**Records for processing:**
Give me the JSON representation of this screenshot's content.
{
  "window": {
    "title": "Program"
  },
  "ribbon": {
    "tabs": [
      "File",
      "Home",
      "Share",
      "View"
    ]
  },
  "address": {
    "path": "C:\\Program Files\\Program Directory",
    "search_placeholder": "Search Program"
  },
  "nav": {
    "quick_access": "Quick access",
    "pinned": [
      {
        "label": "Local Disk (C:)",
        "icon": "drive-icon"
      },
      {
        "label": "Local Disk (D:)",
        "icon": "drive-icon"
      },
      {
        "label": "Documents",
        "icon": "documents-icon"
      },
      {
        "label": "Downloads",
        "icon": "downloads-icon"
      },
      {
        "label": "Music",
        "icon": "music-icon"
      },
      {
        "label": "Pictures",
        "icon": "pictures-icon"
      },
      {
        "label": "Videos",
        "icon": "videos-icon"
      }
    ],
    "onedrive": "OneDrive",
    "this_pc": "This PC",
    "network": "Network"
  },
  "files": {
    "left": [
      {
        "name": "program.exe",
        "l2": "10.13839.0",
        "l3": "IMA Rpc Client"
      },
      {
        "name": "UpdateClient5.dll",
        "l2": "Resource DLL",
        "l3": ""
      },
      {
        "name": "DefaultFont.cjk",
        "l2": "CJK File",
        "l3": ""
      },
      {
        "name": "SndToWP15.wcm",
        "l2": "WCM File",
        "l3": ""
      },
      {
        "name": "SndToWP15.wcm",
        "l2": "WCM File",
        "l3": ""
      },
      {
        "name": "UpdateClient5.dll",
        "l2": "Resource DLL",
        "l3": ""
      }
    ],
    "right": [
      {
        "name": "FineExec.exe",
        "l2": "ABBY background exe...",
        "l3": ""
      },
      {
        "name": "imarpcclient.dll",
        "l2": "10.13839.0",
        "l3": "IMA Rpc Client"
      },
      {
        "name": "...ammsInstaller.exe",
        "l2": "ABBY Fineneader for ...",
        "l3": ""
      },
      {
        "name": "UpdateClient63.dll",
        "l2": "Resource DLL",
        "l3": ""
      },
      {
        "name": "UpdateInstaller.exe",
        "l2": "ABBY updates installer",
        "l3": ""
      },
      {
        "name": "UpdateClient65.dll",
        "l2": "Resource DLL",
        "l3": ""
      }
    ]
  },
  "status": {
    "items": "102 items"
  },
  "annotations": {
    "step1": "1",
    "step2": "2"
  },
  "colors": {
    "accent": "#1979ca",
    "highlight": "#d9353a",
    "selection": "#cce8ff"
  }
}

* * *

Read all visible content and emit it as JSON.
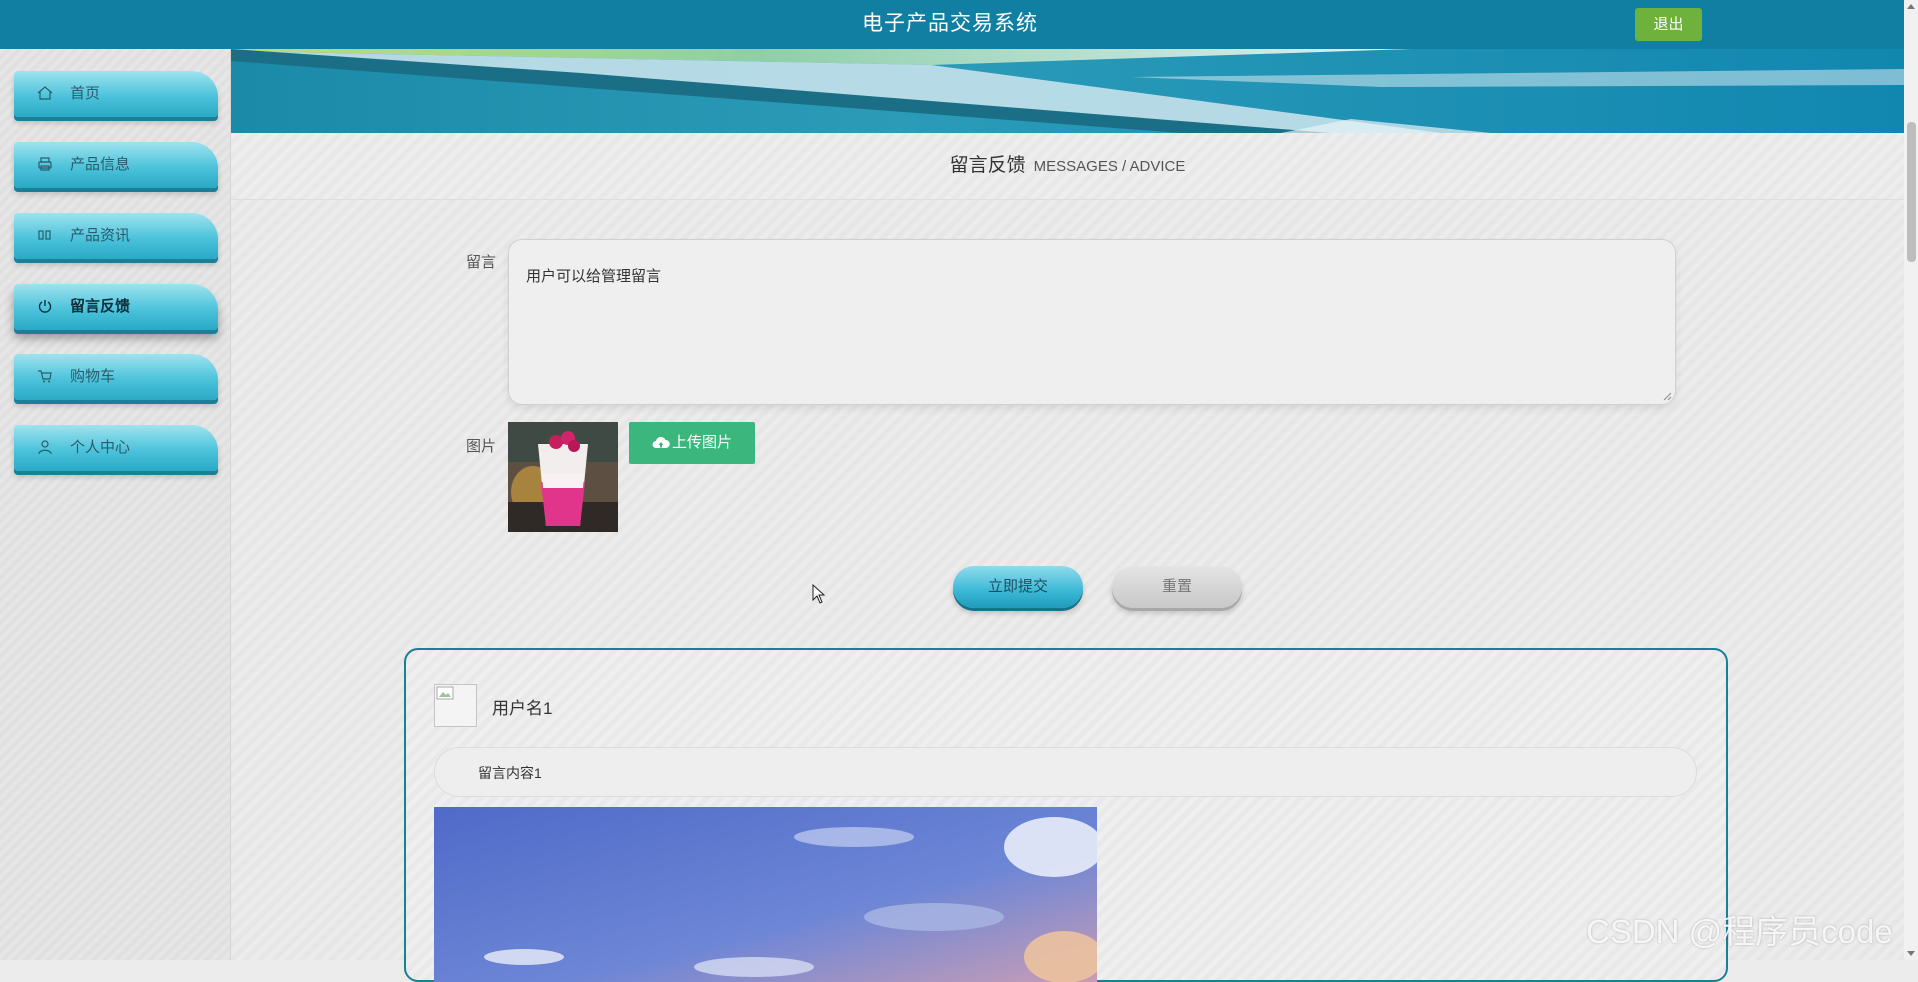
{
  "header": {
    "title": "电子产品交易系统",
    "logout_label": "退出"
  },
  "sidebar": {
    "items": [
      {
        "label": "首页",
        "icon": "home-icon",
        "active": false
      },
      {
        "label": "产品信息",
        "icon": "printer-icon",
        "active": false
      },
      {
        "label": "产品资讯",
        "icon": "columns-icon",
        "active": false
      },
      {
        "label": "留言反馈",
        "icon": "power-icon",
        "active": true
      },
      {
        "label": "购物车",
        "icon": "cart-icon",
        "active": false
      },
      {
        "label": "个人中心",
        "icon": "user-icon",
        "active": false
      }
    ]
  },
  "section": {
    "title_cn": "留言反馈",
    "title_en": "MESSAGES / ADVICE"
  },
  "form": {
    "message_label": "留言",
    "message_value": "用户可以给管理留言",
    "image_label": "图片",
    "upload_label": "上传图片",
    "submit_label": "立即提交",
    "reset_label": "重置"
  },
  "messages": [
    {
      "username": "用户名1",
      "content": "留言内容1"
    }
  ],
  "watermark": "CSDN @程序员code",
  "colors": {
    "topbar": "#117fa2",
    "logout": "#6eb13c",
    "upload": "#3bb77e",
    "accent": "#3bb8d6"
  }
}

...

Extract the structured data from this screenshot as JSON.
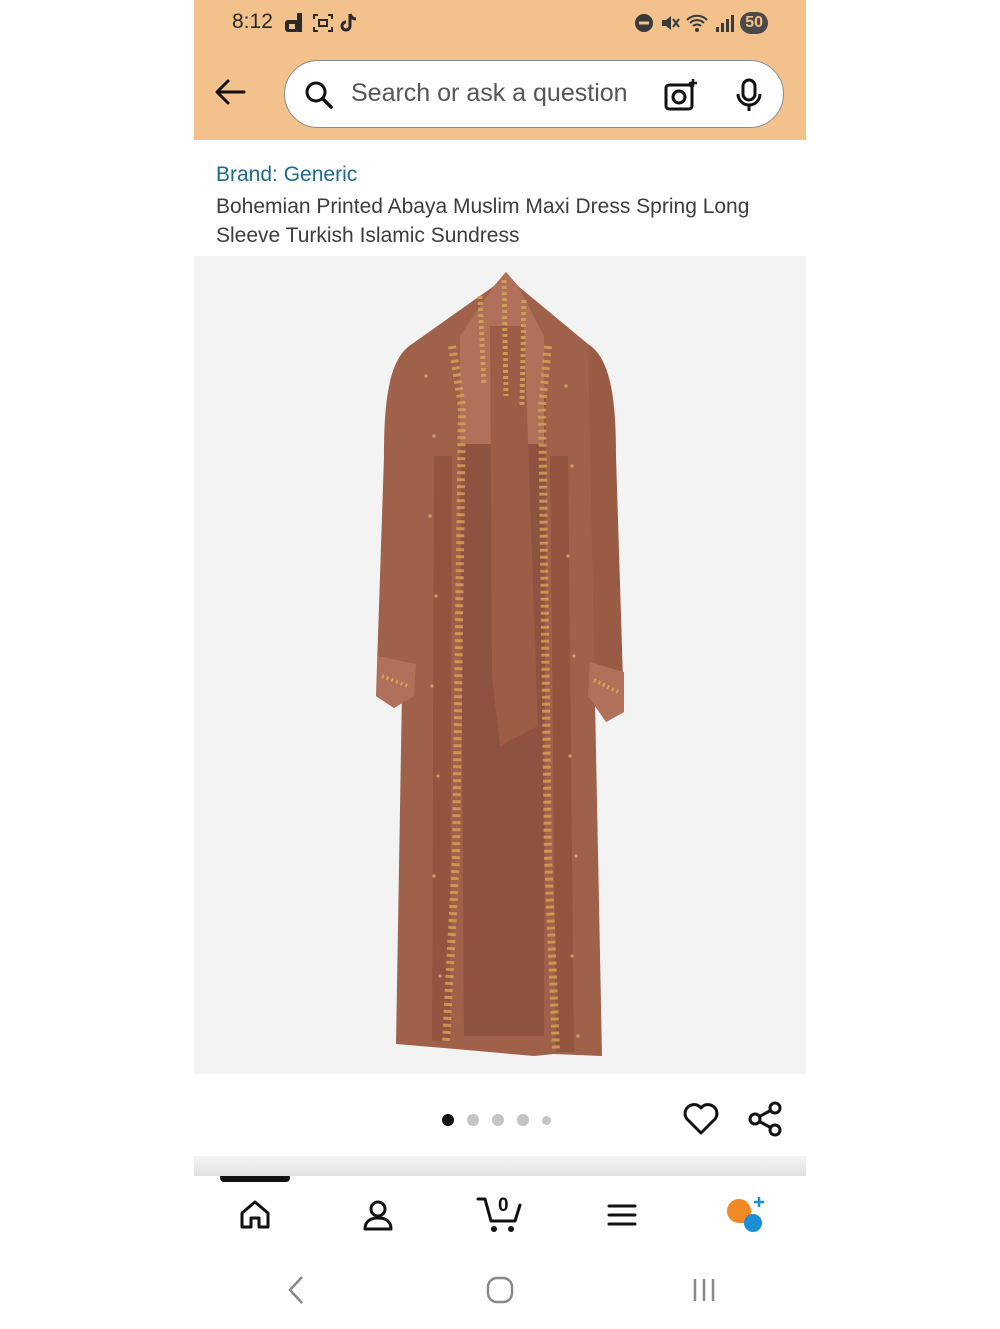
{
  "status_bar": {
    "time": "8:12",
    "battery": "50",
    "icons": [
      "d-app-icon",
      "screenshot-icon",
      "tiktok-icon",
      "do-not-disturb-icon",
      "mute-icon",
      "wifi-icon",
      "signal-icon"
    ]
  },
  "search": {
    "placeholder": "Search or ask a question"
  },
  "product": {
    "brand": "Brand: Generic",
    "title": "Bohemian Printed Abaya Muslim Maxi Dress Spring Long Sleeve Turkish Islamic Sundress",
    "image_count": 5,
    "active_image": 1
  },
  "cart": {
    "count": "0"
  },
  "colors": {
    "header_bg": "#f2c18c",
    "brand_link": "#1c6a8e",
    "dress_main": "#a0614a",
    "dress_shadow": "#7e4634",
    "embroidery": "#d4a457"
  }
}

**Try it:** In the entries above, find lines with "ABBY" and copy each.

**Result of this task:**
        "l2": "ABBY background exe...",
        "l2": "ABBY Fineneader for ...",
        "l2": "ABBY updates installer",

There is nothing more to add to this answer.